How is your family feeling about your retirement? 
They have somewhat mixed feelings, because our lives have been into racing for so long.  They are going to miss the identity of being a racing family.  On the other hand, they’re super-happy with the idea that I’m not going to be rolling the dice as often, or riding at the level that I have done for so long.  They’ve certainly seen me struggle through injuries; my wife has taken care of me in ways that doesn’t make a man too proud!  But now that I’ve truly decided, they’re all saying “That might be a good idea,” like they can finally take a deep breath and relax. 

The other side of the coin for me is that somewhere in there you’ve got to figure out what’s next.
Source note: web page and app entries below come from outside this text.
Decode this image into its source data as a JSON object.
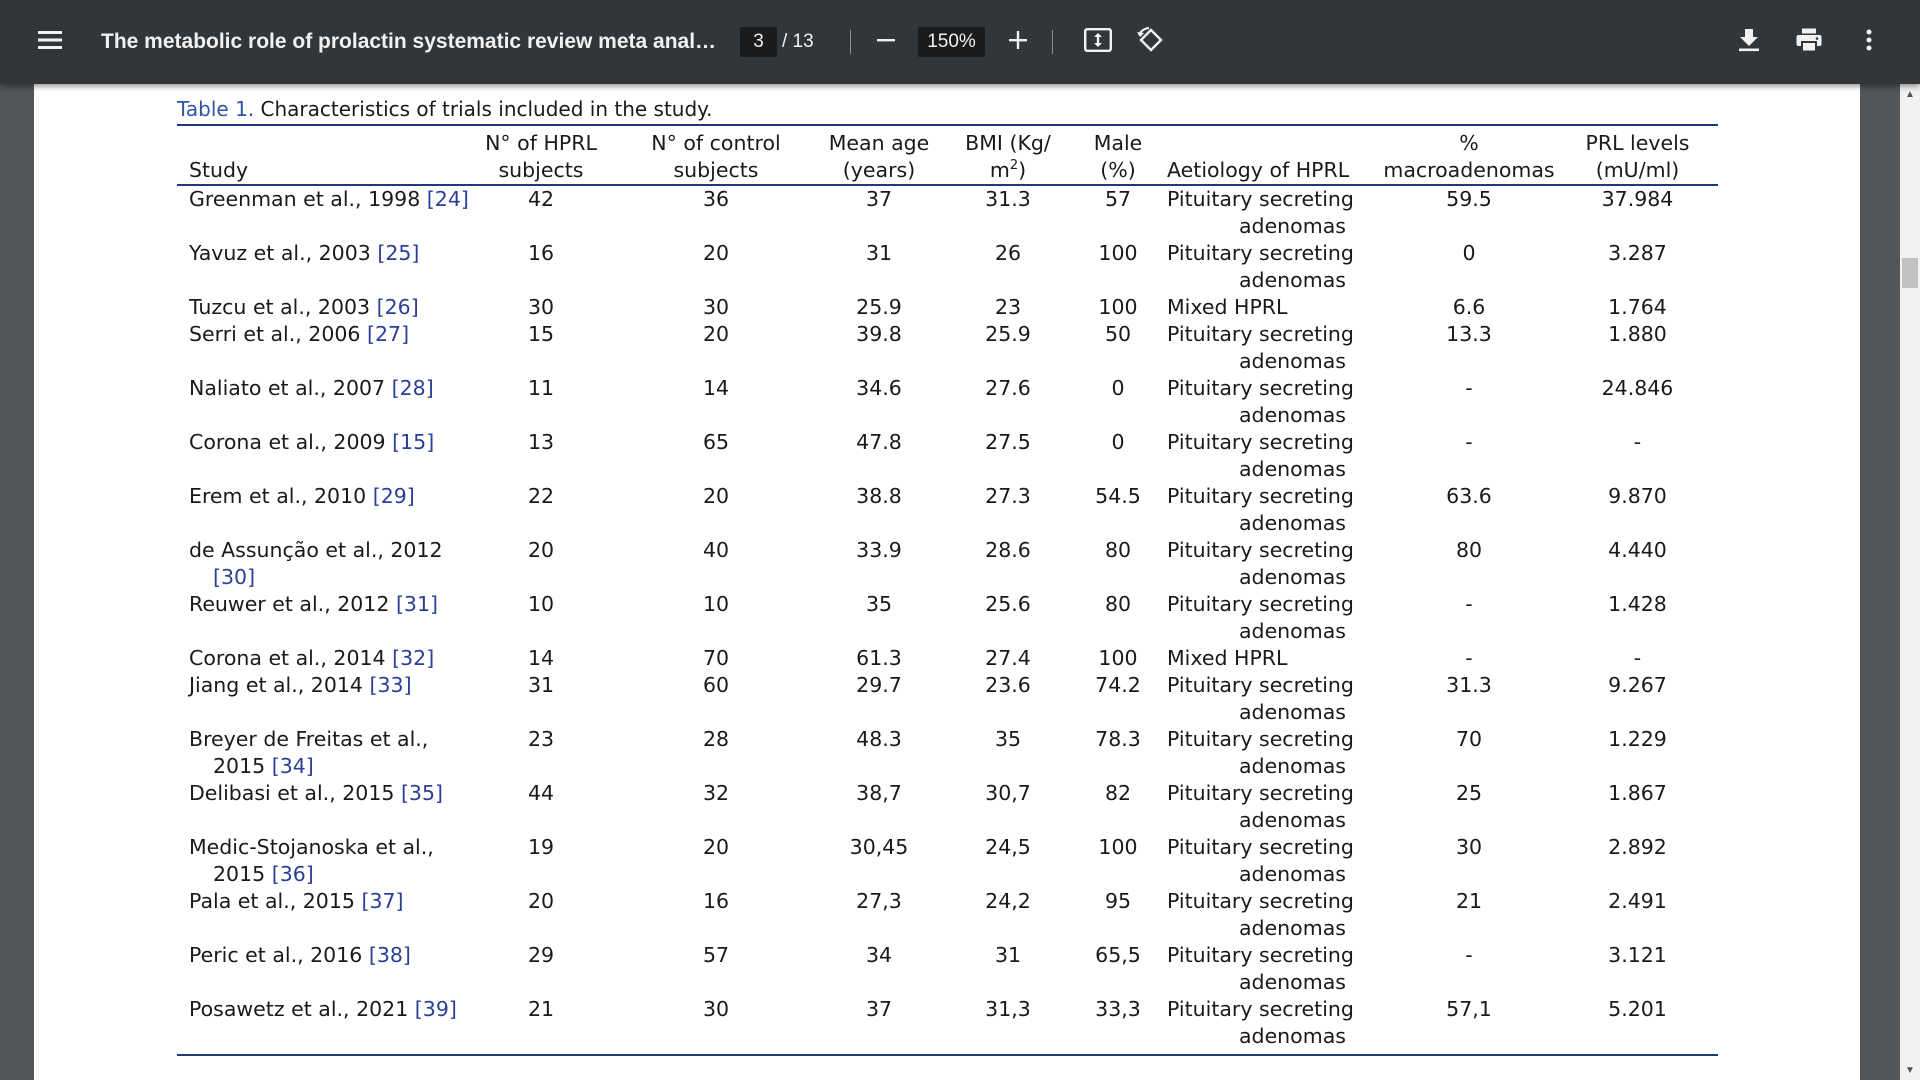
{
  "toolbar": {
    "menu_icon": "hamburger-menu-icon",
    "title": "The metabolic role of prolactin systematic review meta analysis...",
    "current_page": "3",
    "total_pages": "/ 13",
    "zoom": "150%",
    "icons": [
      "minus-icon",
      "plus-icon",
      "fit-page-icon",
      "rotate-icon",
      "download-icon",
      "print-icon",
      "more-vert-icon"
    ]
  },
  "table": {
    "caption_label": "Table 1.",
    "caption_text": "Characteristics of trials included in the study.",
    "headers": {
      "study": "Study",
      "hprl_1": "N° of HPRL",
      "hprl_2": "subjects",
      "ctrl_1": "N° of control",
      "ctrl_2": "subjects",
      "age_1": "Mean age",
      "age_2": "(years)",
      "bmi_1": "BMI (Kg/",
      "bmi_2": "m",
      "bmi_sup": "2",
      "bmi_3": ")",
      "male_1": "Male",
      "male_2": "(%)",
      "aetiology": "Aetiology of HPRL",
      "macro_1": "%",
      "macro_2": "macroadenomas",
      "prl_1": "PRL levels",
      "prl_2": "(mU/ml)"
    },
    "rows": [
      {
        "study": "Greenman et al., 1998",
        "ref": "[24]",
        "hprl": "42",
        "ctrl": "36",
        "age": "37",
        "bmi": "31.3",
        "male": "57",
        "aet": "Pituitary secreting adenomas",
        "macro": "59.5",
        "prl": "37.984"
      },
      {
        "study": "Yavuz et al., 2003",
        "ref": "[25]",
        "hprl": "16",
        "ctrl": "20",
        "age": "31",
        "bmi": "26",
        "male": "100",
        "aet": "Pituitary secreting adenomas",
        "macro": "0",
        "prl": "3.287"
      },
      {
        "study": "Tuzcu et al., 2003",
        "ref": "[26]",
        "hprl": "30",
        "ctrl": "30",
        "age": "25.9",
        "bmi": "23",
        "male": "100",
        "aet": "Mixed HPRL",
        "macro": "6.6",
        "prl": "1.764"
      },
      {
        "study": "Serri et al., 2006",
        "ref": "[27]",
        "hprl": "15",
        "ctrl": "20",
        "age": "39.8",
        "bmi": "25.9",
        "male": "50",
        "aet": "Pituitary secreting adenomas",
        "macro": "13.3",
        "prl": "1.880"
      },
      {
        "study": "Naliato et al., 2007",
        "ref": "[28]",
        "hprl": "11",
        "ctrl": "14",
        "age": "34.6",
        "bmi": "27.6",
        "male": "0",
        "aet": "Pituitary secreting adenomas",
        "macro": "-",
        "prl": "24.846"
      },
      {
        "study": "Corona et al., 2009",
        "ref": "[15]",
        "hprl": "13",
        "ctrl": "65",
        "age": "47.8",
        "bmi": "27.5",
        "male": "0",
        "aet": "Pituitary secreting adenomas",
        "macro": "-",
        "prl": "-"
      },
      {
        "study": "Erem et al., 2010",
        "ref": "[29]",
        "hprl": "22",
        "ctrl": "20",
        "age": "38.8",
        "bmi": "27.3",
        "male": "54.5",
        "aet": "Pituitary secreting adenomas",
        "macro": "63.6",
        "prl": "9.870"
      },
      {
        "study": "de Assunção et al., 2012",
        "ref": "[30]",
        "hprl": "20",
        "ctrl": "40",
        "age": "33.9",
        "bmi": "28.6",
        "male": "80",
        "aet": "Pituitary secreting adenomas",
        "macro": "80",
        "prl": "4.440"
      },
      {
        "study": "Reuwer et al., 2012",
        "ref": "[31]",
        "hprl": "10",
        "ctrl": "10",
        "age": "35",
        "bmi": "25.6",
        "male": "80",
        "aet": "Pituitary secreting adenomas",
        "macro": "-",
        "prl": "1.428"
      },
      {
        "study": "Corona et al., 2014",
        "ref": "[32]",
        "hprl": "14",
        "ctrl": "70",
        "age": "61.3",
        "bmi": "27.4",
        "male": "100",
        "aet": "Mixed HPRL",
        "macro": "-",
        "prl": "-"
      },
      {
        "study": "Jiang et al., 2014",
        "ref": "[33]",
        "hprl": "31",
        "ctrl": "60",
        "age": "29.7",
        "bmi": "23.6",
        "male": "74.2",
        "aet": "Pituitary secreting adenomas",
        "macro": "31.3",
        "prl": "9.267"
      },
      {
        "study": "Breyer de Freitas et al., 2015",
        "ref": "[34]",
        "hprl": "23",
        "ctrl": "28",
        "age": "48.3",
        "bmi": "35",
        "male": "78.3",
        "aet": "Pituitary secreting adenomas",
        "macro": "70",
        "prl": "1.229"
      },
      {
        "study": "Delibasi et al., 2015",
        "ref": "[35]",
        "hprl": "44",
        "ctrl": "32",
        "age": "38,7",
        "bmi": "30,7",
        "male": "82",
        "aet": "Pituitary secreting adenomas",
        "macro": "25",
        "prl": "1.867"
      },
      {
        "study": "Medic-Stojanoska et al., 2015",
        "ref": "[36]",
        "hprl": "19",
        "ctrl": "20",
        "age": "30,45",
        "bmi": "24,5",
        "male": "100",
        "aet": "Pituitary secreting adenomas",
        "macro": "30",
        "prl": "2.892"
      },
      {
        "study": "Pala et al., 2015",
        "ref": "[37]",
        "hprl": "20",
        "ctrl": "16",
        "age": "27,3",
        "bmi": "24,2",
        "male": "95",
        "aet": "Pituitary secreting adenomas",
        "macro": "21",
        "prl": "2.491"
      },
      {
        "study": "Peric et al., 2016",
        "ref": "[38]",
        "hprl": "29",
        "ctrl": "57",
        "age": "34",
        "bmi": "31",
        "male": "65,5",
        "aet": "Pituitary secreting adenomas",
        "macro": "-",
        "prl": "3.121"
      },
      {
        "study": "Posawetz et al., 2021",
        "ref": "[39]",
        "hprl": "21",
        "ctrl": "30",
        "age": "37",
        "bmi": "31,3",
        "male": "33,3",
        "aet": "Pituitary secreting adenomas",
        "macro": "57,1",
        "prl": "5.201"
      }
    ]
  },
  "colors": {
    "toolbar_bg": "#323639",
    "viewer_bg": "#525659",
    "rule": "#1f3a7a",
    "link": "#2b3f99",
    "table_label": "#2f55a4"
  }
}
As a racer being committed to something that you love so much, and are so passionate about, life is easy to continue going about it in that way.  But when you get into the point where you may not fall into a job that you love right away, it’s a scary time. 

  • Ramsey finished his last full season in 7th overall.
Any regrets?
No regrets at all. Of course there’s always moments that play over in my mind where you think, if I would have put the brakes on here, or turned there…. Everybody does that.  Ultimately, I believe that the way it ended up for me on those occasions was right for me.  If it would’ve gone a different way, maybe I wouldn’t have been around as long.  I have no regrets in that manner at all; I believe I tried my best to be as good as I could with the talents God gave me.  As for my career ending not necessarily on my terms, it easily could have been one of those situations where it ended from an injury that I couldn’t recover from.  I’m walking away from this thing with a really sound and healthy body - there’s a lot to say for that. 

With that said, what is next for you? 
I’m talking to several different companies. I don’t have anything nailed down, but I’ve definitely got my feelers out. I’m also trying to put together something with Jeff Spencer, who has been with me for almost nine years now.  Jeff’s been around the sport since the 1980s, and he’s dealt with far more than just motocross.  I don’t know what better way to give back to the sport, than with the things that I’ve learned with him.  Our whole idea is to create some independent champions who are self-sufficient and just need a little extra support.  With his knowledge of body and sport, as well as mine; I think it can be a great package.  Other than that I’m an open book! Honestly, I’m looking at everything.  I even went as far as going to North Carolina and driving a monster truck—you just may see a Nate Dog Monster Truck out there!  I’m anxiously waiting to see what unfolds, and what will become the next thing that I can be passionate over.

{LINKS}Nathan, any final thoughts? 
Truly, there are hundreds of people that I’d like to thank.   I’ve tried to mention some along the way, from my parents and older brother, to moving into the transition of having my own family (Monica and Nathan have daughter Tatum and son Tyson) supporting me.  Also my first mechanic John Mitchell, who was with me from the very beginning until 2004, before he moved into a different chapter of his life with his own family – John did so much for me.  There are countless different riders that helped me along the way.  Also many people that maybe I wasn’t even too close with, but they let me stay at their house, and ride their tracks.  I’m really thankful, and blessed to have been treated the way I was, and just hope that I can pass that along to someone else.  Finally I want to say thanks to the numerous fans that I didn’t even know who supported me, recognized my determination, and the never-say-die attitude that I always tried to encompass.  I couldn’t have done it without any of all these factors in the whole recipe.  I’m just super happy the way it was, what I’ve been through, and the person that I am today.